Global geological sea-level data from the Common Era (last 2000 years), global sea-level data from tide gauge records since 1880 and now satellite sea-level data from 1993 all show that the rate of sea level rise is accelerating. These accelerations in sea level is a cause for great concern. As the satellite altimetry record length grows so does the satellite derived time series of (near) global mean sea surface height. Putting recent estimates of GMSL, 2.6-3.2 mm/yr, into historical context is an important and daunting task, and is necessary in order to quantify sea-level accelerations, both regionally and globally. This CNN article highlights the importance of Nerem’s excellent paper.

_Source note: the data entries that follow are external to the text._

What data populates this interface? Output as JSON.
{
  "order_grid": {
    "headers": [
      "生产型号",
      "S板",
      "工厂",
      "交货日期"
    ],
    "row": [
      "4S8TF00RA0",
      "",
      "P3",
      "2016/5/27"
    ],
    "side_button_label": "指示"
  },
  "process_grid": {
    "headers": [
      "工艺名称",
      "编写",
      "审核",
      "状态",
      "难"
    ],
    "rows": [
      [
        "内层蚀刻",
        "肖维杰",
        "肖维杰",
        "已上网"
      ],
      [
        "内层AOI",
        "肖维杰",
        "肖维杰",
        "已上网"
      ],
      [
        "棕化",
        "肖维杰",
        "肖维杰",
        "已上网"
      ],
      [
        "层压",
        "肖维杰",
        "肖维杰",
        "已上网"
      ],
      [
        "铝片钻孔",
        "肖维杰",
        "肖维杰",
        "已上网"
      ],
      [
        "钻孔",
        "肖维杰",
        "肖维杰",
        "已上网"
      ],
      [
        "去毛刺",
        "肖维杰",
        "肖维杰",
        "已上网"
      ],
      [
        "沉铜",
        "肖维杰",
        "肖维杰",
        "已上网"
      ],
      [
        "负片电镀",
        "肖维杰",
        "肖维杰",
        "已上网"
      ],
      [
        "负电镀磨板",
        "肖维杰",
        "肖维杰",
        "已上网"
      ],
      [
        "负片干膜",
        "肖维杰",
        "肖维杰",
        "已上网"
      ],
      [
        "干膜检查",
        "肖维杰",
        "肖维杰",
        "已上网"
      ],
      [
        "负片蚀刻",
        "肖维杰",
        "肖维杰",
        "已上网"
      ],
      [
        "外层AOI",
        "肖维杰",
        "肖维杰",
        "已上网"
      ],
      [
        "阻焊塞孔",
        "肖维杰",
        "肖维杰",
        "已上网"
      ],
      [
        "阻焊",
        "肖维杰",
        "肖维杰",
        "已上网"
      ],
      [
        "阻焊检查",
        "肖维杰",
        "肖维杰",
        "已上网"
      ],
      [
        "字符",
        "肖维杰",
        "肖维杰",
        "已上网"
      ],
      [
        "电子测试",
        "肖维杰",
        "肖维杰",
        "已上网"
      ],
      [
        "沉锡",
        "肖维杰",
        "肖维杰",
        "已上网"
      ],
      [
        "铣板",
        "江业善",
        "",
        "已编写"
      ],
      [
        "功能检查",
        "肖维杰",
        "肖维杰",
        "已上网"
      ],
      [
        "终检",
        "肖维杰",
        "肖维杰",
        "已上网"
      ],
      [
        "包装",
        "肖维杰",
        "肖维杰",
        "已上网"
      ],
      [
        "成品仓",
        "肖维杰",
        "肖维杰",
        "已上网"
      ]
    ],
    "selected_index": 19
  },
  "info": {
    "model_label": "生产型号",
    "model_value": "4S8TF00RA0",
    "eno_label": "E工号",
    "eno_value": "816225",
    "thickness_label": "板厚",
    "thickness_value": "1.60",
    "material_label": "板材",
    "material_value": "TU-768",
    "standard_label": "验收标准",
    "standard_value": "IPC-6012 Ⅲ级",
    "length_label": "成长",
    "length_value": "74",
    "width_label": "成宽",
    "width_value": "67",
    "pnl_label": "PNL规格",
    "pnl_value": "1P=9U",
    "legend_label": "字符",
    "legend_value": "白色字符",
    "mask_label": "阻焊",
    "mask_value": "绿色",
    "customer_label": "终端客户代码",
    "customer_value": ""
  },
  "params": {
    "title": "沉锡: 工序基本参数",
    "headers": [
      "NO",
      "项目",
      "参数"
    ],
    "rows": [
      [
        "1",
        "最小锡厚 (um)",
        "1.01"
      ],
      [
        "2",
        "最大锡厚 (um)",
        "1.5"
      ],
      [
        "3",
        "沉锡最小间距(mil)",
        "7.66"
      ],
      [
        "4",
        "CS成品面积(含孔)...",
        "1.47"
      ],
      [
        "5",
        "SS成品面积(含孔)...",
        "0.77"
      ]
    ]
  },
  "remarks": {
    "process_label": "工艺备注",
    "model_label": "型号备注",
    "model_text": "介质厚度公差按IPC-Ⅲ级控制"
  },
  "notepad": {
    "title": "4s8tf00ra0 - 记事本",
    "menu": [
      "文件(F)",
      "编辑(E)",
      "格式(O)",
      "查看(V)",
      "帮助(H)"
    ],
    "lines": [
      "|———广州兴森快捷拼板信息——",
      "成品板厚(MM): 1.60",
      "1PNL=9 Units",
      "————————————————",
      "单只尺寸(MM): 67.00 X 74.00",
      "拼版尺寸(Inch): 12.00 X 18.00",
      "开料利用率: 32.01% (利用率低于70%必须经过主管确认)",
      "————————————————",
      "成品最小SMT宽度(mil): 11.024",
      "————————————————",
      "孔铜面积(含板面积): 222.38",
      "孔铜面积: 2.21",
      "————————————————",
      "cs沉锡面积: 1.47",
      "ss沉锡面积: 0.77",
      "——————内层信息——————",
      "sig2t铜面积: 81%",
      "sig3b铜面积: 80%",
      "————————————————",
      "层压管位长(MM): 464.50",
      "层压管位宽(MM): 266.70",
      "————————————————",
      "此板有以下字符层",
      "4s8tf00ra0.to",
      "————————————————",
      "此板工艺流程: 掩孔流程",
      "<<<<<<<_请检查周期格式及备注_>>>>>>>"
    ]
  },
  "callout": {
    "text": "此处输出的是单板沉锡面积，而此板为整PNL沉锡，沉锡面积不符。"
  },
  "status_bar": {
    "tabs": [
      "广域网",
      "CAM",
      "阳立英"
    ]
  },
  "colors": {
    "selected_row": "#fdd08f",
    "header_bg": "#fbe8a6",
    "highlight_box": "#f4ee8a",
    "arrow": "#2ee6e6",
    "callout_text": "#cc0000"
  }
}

“Sea level rise of 65 centimeters, or roughly 2 feet would cause significant problems for coastal cities around the world.”
It should be mentioned that this is a global average. The increase will not be uniform—exacerbating the consequences described below.
But there is one caveat that I would like to bring up, whether sea level showed an acceleration or not in the satellite era is of less importance compared to the rates of rise we will have to endure in the remainder of the 21st century (and beyond). Predictions of future sea level rise should be based on physics, not statistics. Statistics simply doesn’t enable us to foresee the future beyond a very brief window of time. Even given the observed acceleration in the satellite era, the forecasts we should attend to are not from statistics but from physics.
“Therefore, scientists now have observed evidence validating climate model projections”
I think this is a strong statement. The authors are not validating model predictions against observations—they are comparing model predictions to an extrapolation obtained from 25 years of data.
“Theirs is a troubling finding when considering the recent rapid ice loss in the ice sheets. ‘Sixty-five centimeters is probably on the low end for 2100,’ Nerem said, ‘since it assumes the rate and acceleration we have seen over the last 25 years continues for the next 82 years.’”
This is an important point, and it is good to see it mentioned in the article.